When Matt King, Moshe Rozenberg and Mike Claxton formed Absolutely Free in the wake of the dissolution of their former band, DD/MM/YYYY, they left their rulebook behind. Where that math-rock-leaning group was heavily based in live performance — even their name was customizable to be changed to the date of whenever they were playing together — Absolutely Free found the trio casting off the constraints of the stage to focus their energy on finding their spark within the studio. And so when the Toronto trio began writing and recording the songs that make up their Lefse Records-released debut album, they ignored any potential live aspect in favor of rediscovering the joy in just getting lost in layers of sound. The result, as the punchline in their name implies, was freeing.
But as the group explained to me in a recent interview, “nothing is absolute and nothing is free.” King, Rozenberg and Claxton have a lot of history playing music together — history that doesn’t just disappear with the end of one band and the start of another. That’s important to remember when listening to their self-titled first album, for as much as it’s a fresh start, it feels like the work of a cohesive and well honed unit. There are countless ideas stacked upon each other — layers of gorgeously unfolding sound — but at its heart, Absolutely Free sounds like the work of three musicians who mastered the art of taut synchronicity before going free range.

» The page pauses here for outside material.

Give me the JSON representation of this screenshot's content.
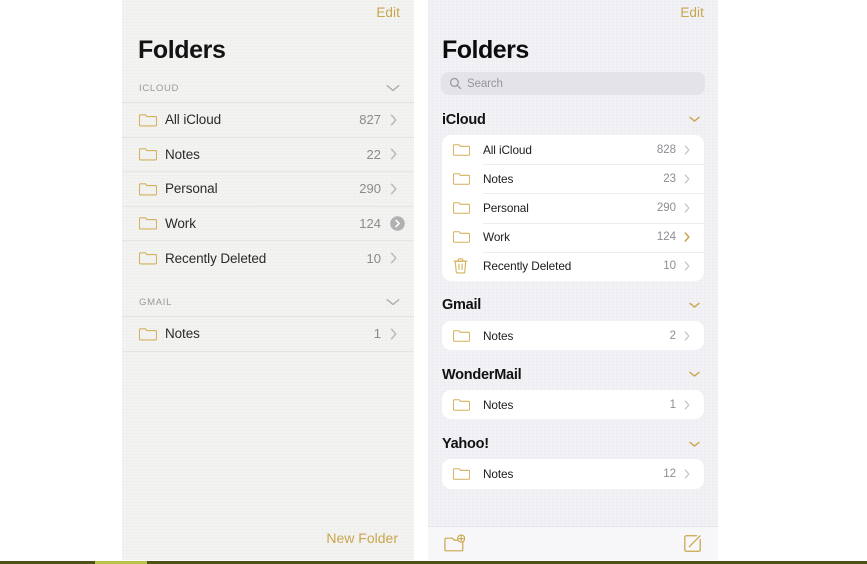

Sonically speaking, Absolutely Free is quite beautiful. There are moments on the album, such as during the cosmic intro to “Earth II” or the ethereal progression of opening track “Window of Time,” that sound like the result of an ambient or progressive electronic binge. But they’re also not campaigning to be the next Tangerine Dream; Absolutely Free is a rock band. They’re an innovative, progressive and unconventional rock band, but a rock band all the same, and when they settle into a drone-heavy psych-rock groove like “Beneath The Air,” they showcase the kind of grooves and densely layered chops that put them in a similar category as indie heavyweights like Deerhunter. And they stretch out quite a bit at that; they tackle a powerful electronic pulse on “Burred Lens,” a harmoniously fuzzy garage sound on “My Dim Age,” and an Apache beat dance party on “Vision’s.”
Absolutely Free save their most ambitious, cosmic widescreen journey for the end, taking the album out via planetarium processional in the stunning, eight-minute “Spiral Jetty.” It’s a hypnotic work of synthesized etherealism and visceral throb, seemingly at odds with each other, yet they combine beautifully, in a way that only a band with a mutual understanding that goes deeper than simple curiosity can create. That’s not to say that Absolutely Free is a perfect album; there’s growth ahead of the band, certainly. But it helps to have a starting point that’s a bit farther along than most.
Jeff Terich is the founder and editor of Treble. He's been writing about music for 20 years and has been published at American Songwriter, Bandcamp Daily, Reverb, Spin, Stereogum, uDiscoverMusic, VinylMePlease and some others that he's forgetting right now. He's still not tired of it.